(Data about app and page elements)
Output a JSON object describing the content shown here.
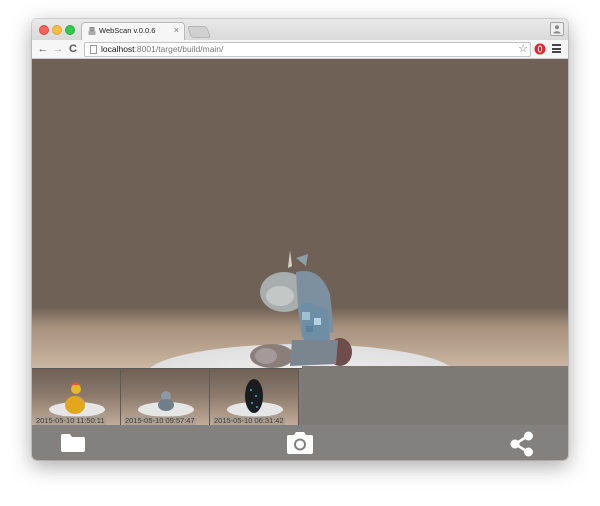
{
  "browser": {
    "tab": {
      "title": "WebScan v.0.0.6",
      "close_glyph": "×",
      "icon": "robot-icon"
    },
    "nav": {
      "back": "←",
      "forward": "→",
      "reload": "C"
    },
    "address": {
      "host": "localhost",
      "path": ":8001/target/build/main/"
    },
    "star_glyph": "☆"
  },
  "app": {
    "thumbnails": [
      {
        "timestamp": "2015-05-10 11:50:11",
        "model": "yellow-duck"
      },
      {
        "timestamp": "2015-05-10 09:57:47",
        "model": "small-gray-figure"
      },
      {
        "timestamp": "2015-05-10 06:31:42",
        "model": "dark-speckled-object"
      }
    ],
    "footer": {
      "left": "folder-icon",
      "center": "camera-icon",
      "right": "share-icon"
    }
  },
  "colors": {
    "viewport_bg": "#6f6155",
    "floor": "#c3ae9a",
    "footer_bg": "#838180",
    "footer_icon": "#ffffff"
  }
}
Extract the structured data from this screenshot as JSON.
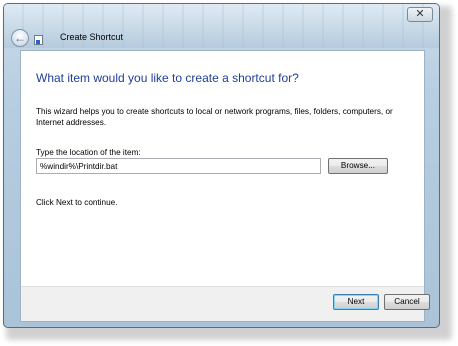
{
  "window": {
    "title": "Create Shortcut",
    "close_label": "✕",
    "back_glyph": "←",
    "icons": [
      "back-arrow-icon",
      "shortcut-icon",
      "close-icon"
    ]
  },
  "wizard": {
    "heading": "What item would you like to create a shortcut for?",
    "description": "This wizard helps you to create shortcuts to local or network programs, files, folders, computers, or Internet addresses.",
    "location_label": "Type the location of the item:",
    "location_value": "%windir%\\Printdir.bat",
    "browse_label": "Browse...",
    "continue_hint": "Click Next to continue."
  },
  "footer": {
    "next_label": "Next",
    "cancel_label": "Cancel"
  },
  "colors": {
    "heading": "#1f3f99",
    "chrome": "#b7cde0"
  }
}
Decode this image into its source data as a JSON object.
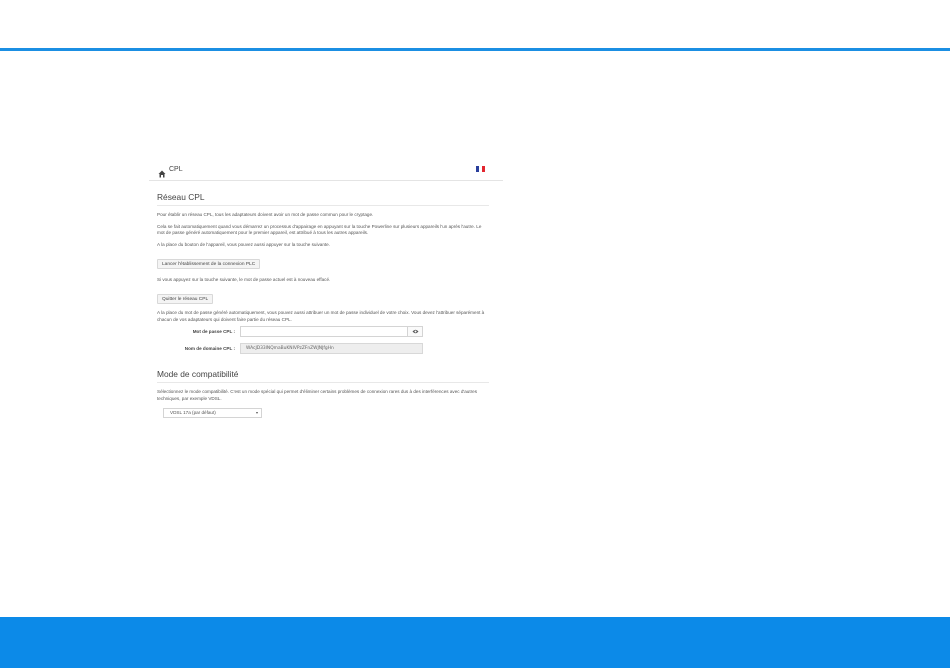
{
  "colors": {
    "accent": "#1b8fe3",
    "footer": "#0c8ae8"
  },
  "header": {
    "breadcrumb": "CPL",
    "home_icon": "home-icon",
    "flag": "french-flag-icon"
  },
  "plc_section": {
    "title": "Réseau CPL",
    "intro": "Pour établir un réseau CPL, tous les adaptateurs doivent avoir un mot de passe commun pour le cryptage.",
    "auto_text": "Cela se fait automatiquement quand vous démarrez un processus d'appairage en appuyant sur la touche Powerline sur plusieurs appareils l'un après l'autre. Le mot de passe généré automatiquement pour le premier appareil, est attribué à tous les autres appareils.",
    "button_hint": "A la place du bouton de l'appareil, vous pouvez aussi appuyer sur la touche suivante.",
    "start_button": "Lancer l'établissement de la connexion PLC",
    "quit_hint": "Si vous appuyez sur la touche suivante, le mot de passe actuel est à nouveau effacé.",
    "quit_button": "Quitter le réseau CPL",
    "custom_text": "A la place du mot de passe généré automatiquement, vous pouvez aussi attribuer un mot de passe individuel de votre choix. Vous devez l'attribuer séparément à chacun de vos adaptateurs qui doivent faire partie du réseau CPL.",
    "password_label": "Mot de passe CPL :",
    "password_value": "",
    "eye_icon": "eye-icon",
    "domain_label": "Nom de domaine CPL :",
    "domain_value": "WAcJD33lNQmaBuKNIVPzZFnZWJNJfgHn"
  },
  "compat_section": {
    "title": "Mode de compatibilité",
    "text": "Sélectionnez le mode compatibilité. C'est un mode spécial qui permet d'éliminer certains problèmes de connexion rares dus à des interférences avec d'autres techniques, par exemple VDSL.",
    "selected_option": "VDSL 17a (par défaut)"
  }
}
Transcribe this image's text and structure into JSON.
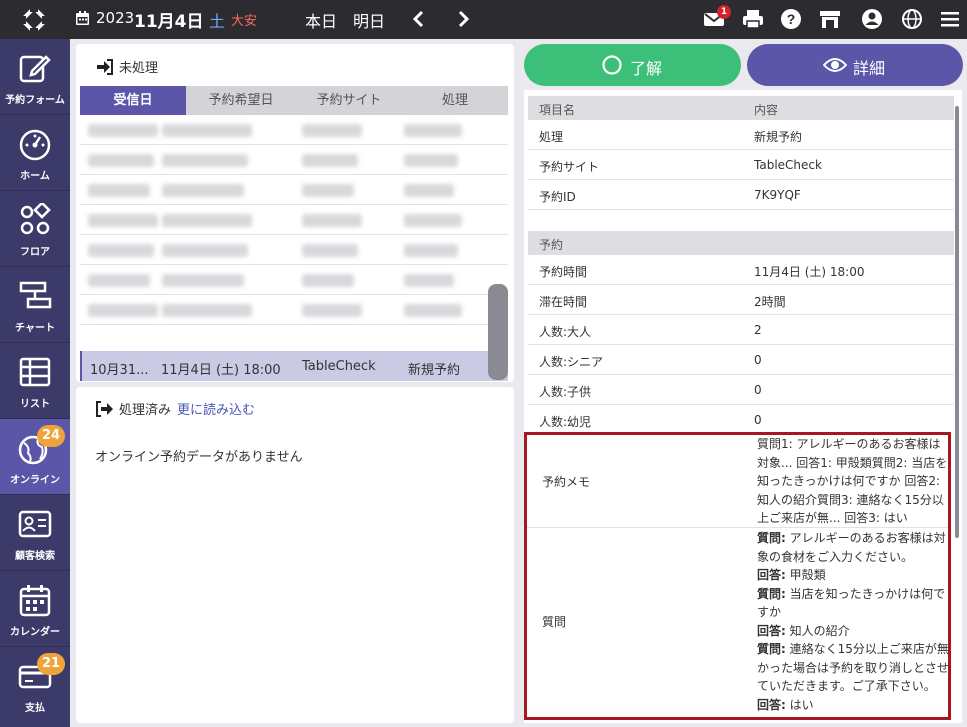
{
  "topbar": {
    "year": "2023",
    "month_day": "11月4日",
    "weekday": "土",
    "rokuyo": "大安",
    "today": "本日",
    "tomorrow": "明日",
    "mail_badge": "1",
    "icons": [
      "logo-icon",
      "calendar-icon",
      "chevron-left-icon",
      "chevron-right-icon",
      "mail-icon",
      "print-icon",
      "help-icon",
      "store-icon",
      "user-icon",
      "globe-icon",
      "menu-icon"
    ]
  },
  "sidebar": {
    "items": [
      {
        "label": "予約フォーム",
        "icon": "edit-icon"
      },
      {
        "label": "ホーム",
        "icon": "gauge-icon"
      },
      {
        "label": "フロア",
        "icon": "floor-icon"
      },
      {
        "label": "チャート",
        "icon": "chart-icon"
      },
      {
        "label": "リスト",
        "icon": "list-icon"
      },
      {
        "label": "オンライン",
        "icon": "online-icon",
        "badge": "24"
      },
      {
        "label": "顧客検索",
        "icon": "customer-icon"
      },
      {
        "label": "カレンダー",
        "icon": "calendar-icon"
      },
      {
        "label": "支払",
        "icon": "payment-icon",
        "badge": "21"
      }
    ]
  },
  "unprocessed": {
    "title": "未処理",
    "columns": [
      "受信日",
      "予約希望日",
      "予約サイト",
      "処理"
    ],
    "selected_row": {
      "received": "10月31...",
      "desired": "11月4日 (土) 18:00",
      "site": "TableCheck",
      "status": "新規予約"
    }
  },
  "processed": {
    "title": "処理済み",
    "read_more": "更に読み込む",
    "empty": "オンライン予約データがありません"
  },
  "buttons": {
    "ok": "了解",
    "detail": "詳細"
  },
  "detail": {
    "header": {
      "key": "項目名",
      "value": "内容"
    },
    "rows": [
      {
        "key": "処理",
        "value": "新規予約"
      },
      {
        "key": "予約サイト",
        "value": "TableCheck"
      },
      {
        "key": "予約ID",
        "value": "7K9YQF"
      }
    ],
    "reservation_header": "予約",
    "reservation_rows": [
      {
        "key": "予約時間",
        "value": "11月4日 (土) 18:00"
      },
      {
        "key": "滞在時間",
        "value": "2時間"
      },
      {
        "key": "人数:大人",
        "value": "2"
      },
      {
        "key": "人数:シニア",
        "value": "0"
      },
      {
        "key": "人数:子供",
        "value": "0"
      },
      {
        "key": "人数:幼児",
        "value": "0"
      }
    ],
    "memo_key": "予約メモ",
    "memo_value": "質問1: アレルギーのあるお客様は対象... 回答1: 甲殻類質問2: 当店を知ったきっかけは何ですか 回答2: 知人の紹介質問3: 連絡なく15分以上ご来店が無... 回答3: はい",
    "question_key": "質問",
    "qa": [
      {
        "q_label": "質問:",
        "q": " アレルギーのあるお客様は対象の食材をご入力ください。",
        "a_label": "回答:",
        "a": " 甲殻類"
      },
      {
        "q_label": "質問:",
        "q": " 当店を知ったきっかけは何ですか",
        "a_label": "回答:",
        "a": " 知人の紹介"
      },
      {
        "q_label": "質問:",
        "q": " 連絡なく15分以上ご来店が無かった場合は予約を取り消しとさせていただきます。ご了承下さい。",
        "a_label": "回答:",
        "a": " はい"
      }
    ]
  }
}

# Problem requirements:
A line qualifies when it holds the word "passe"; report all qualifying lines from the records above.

# Problem solution:
    "intro": "Pour établir un réseau CPL, tous les adaptateurs doivent avoir un mot de passe commun pour le cryptage.",
    "auto_text": "Cela se fait automatiquement quand vous démarrez un processus d'appairage en appuyant sur la touche Powerline sur plusieurs appareils l'un après l'autre. Le mot de passe généré automatiquement pour le premier appareil, est attribué à tous les autres appareils.",
    "quit_hint": "Si vous appuyez sur la touche suivante, le mot de passe actuel est à nouveau effacé.",
    "custom_text": "A la place du mot de passe généré automatiquement, vous pouvez aussi attribuer un mot de passe individuel de votre choix. Vous devez l'attribuer séparément à chacun de vos adaptateurs qui doivent faire partie du réseau CPL.",
    "password_label": "Mot de passe CPL :",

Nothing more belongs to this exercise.